§ Work to complete: Extract each line of the records below that contains the word "early".

§ Dataset:
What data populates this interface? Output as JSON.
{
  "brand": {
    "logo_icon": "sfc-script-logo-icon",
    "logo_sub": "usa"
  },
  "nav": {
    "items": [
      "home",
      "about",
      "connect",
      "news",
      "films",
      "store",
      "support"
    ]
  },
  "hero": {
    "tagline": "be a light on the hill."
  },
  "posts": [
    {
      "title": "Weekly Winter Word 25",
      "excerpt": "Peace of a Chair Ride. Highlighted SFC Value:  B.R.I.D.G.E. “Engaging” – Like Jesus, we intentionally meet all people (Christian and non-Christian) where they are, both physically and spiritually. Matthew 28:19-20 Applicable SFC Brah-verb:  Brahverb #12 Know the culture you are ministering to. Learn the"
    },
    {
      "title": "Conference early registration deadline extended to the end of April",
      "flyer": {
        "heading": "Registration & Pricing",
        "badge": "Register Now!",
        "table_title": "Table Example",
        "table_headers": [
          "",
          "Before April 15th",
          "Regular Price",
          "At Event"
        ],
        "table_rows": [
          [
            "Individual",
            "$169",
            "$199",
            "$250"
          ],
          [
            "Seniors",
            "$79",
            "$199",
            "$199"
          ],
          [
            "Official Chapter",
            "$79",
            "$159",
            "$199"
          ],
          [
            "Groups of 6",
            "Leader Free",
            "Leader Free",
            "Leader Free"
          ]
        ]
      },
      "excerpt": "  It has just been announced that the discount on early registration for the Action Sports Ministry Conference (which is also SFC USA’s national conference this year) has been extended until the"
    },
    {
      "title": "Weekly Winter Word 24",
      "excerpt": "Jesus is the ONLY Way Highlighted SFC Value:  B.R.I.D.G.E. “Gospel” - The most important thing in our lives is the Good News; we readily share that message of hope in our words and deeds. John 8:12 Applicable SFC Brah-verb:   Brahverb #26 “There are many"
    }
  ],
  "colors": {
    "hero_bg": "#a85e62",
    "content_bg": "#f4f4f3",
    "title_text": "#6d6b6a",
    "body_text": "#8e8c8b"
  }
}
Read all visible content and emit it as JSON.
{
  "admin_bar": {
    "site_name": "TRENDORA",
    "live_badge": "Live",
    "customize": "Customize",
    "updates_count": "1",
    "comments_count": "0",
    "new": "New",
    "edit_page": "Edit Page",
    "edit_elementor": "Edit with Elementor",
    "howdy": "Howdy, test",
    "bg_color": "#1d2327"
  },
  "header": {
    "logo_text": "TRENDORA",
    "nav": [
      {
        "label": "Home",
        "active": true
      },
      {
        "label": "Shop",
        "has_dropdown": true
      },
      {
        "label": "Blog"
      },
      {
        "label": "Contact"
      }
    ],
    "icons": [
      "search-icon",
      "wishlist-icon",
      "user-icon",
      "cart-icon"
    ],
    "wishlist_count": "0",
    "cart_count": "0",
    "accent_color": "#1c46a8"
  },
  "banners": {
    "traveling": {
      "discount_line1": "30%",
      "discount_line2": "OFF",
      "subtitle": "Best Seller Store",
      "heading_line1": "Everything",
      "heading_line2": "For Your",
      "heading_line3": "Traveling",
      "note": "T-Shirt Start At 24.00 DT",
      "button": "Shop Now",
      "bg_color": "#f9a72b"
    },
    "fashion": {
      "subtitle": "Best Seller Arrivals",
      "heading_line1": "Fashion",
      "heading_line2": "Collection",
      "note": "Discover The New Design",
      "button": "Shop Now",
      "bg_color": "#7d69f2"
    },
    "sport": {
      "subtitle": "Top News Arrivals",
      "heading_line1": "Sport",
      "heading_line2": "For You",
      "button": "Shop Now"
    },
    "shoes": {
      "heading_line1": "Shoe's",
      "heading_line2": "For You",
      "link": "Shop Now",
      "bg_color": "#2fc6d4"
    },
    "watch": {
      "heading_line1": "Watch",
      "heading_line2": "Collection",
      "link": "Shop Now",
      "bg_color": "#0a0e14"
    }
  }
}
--
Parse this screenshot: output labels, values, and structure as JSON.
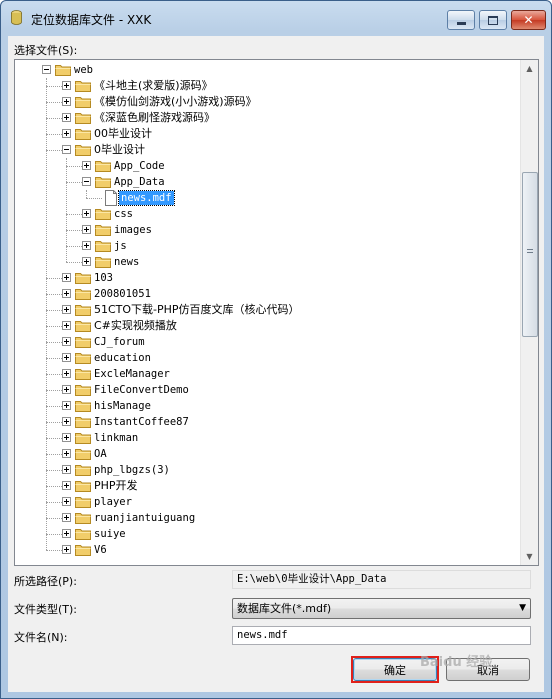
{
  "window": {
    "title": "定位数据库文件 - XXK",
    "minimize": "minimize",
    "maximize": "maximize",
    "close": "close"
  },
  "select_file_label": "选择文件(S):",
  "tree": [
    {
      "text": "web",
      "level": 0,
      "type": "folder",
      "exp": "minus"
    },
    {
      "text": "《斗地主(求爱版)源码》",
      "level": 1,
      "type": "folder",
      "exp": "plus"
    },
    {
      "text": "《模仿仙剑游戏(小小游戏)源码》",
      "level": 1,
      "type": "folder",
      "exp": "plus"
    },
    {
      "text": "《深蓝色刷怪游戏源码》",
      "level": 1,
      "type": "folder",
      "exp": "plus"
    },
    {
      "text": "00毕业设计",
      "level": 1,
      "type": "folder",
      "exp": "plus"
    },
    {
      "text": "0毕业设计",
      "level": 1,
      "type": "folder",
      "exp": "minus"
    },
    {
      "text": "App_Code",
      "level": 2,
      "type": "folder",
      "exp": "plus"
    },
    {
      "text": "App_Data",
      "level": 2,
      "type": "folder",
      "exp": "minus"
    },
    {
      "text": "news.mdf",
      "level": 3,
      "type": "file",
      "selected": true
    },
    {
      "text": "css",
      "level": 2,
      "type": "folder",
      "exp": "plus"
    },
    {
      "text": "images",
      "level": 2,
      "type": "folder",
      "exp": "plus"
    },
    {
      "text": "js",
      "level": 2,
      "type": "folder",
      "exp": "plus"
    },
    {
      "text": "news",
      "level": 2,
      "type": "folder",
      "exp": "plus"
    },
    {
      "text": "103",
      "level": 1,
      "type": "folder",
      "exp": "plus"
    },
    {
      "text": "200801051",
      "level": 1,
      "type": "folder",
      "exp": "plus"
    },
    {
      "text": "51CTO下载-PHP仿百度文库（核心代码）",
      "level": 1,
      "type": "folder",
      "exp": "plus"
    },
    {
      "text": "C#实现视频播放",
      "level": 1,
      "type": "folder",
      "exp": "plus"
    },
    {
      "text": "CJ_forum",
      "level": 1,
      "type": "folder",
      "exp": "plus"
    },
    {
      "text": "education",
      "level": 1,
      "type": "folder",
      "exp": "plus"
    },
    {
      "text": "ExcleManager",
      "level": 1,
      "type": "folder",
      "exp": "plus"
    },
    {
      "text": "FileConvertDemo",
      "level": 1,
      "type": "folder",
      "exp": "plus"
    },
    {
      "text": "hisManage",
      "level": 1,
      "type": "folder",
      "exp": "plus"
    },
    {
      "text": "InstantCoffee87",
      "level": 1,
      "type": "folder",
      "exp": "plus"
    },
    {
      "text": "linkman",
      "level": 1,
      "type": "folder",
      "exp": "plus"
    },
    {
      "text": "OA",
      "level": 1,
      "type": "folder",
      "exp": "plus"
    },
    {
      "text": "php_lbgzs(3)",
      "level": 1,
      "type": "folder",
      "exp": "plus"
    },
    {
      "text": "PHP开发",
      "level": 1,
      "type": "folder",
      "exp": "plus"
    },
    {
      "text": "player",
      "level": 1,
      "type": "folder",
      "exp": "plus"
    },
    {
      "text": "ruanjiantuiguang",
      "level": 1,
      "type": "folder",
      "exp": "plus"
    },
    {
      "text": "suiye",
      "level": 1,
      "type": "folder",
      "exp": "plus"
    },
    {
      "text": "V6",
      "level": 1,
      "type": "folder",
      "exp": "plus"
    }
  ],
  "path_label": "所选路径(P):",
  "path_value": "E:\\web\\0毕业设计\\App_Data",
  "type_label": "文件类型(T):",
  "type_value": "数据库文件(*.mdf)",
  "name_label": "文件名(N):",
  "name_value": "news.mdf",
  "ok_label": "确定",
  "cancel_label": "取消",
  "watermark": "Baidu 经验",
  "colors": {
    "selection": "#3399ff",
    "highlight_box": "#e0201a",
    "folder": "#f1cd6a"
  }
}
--
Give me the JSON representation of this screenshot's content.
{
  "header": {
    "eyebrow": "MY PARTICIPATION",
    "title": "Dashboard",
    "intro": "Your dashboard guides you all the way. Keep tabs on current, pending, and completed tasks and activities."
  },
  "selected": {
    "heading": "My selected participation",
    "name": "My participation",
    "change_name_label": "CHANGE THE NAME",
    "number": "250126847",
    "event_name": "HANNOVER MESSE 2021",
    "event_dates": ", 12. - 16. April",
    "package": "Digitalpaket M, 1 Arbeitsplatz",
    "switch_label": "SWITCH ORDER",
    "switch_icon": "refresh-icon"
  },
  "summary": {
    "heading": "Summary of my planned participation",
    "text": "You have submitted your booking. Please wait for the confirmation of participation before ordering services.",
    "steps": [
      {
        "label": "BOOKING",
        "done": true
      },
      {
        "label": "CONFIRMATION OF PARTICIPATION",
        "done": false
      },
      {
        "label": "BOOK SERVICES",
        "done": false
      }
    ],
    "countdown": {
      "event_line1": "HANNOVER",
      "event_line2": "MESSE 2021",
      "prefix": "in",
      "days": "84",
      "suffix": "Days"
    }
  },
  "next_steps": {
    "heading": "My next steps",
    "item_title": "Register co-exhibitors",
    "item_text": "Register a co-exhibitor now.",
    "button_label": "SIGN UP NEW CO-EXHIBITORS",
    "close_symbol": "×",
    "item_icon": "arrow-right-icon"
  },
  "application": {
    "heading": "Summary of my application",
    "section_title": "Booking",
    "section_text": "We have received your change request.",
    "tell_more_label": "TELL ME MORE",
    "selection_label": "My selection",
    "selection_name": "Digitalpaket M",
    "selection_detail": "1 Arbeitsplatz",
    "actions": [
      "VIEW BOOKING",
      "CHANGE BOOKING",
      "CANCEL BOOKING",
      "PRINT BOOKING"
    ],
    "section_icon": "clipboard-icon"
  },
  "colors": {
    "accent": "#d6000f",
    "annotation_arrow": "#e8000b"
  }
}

§ Answer for the task:
      "title": "Conference early registration deadline extended to the end of April",
      "excerpt": "  It has just been announced that the discount on early registration for the Action Sports Ministry Conference (which is also SFC USA’s national conference this year) has been extended until the"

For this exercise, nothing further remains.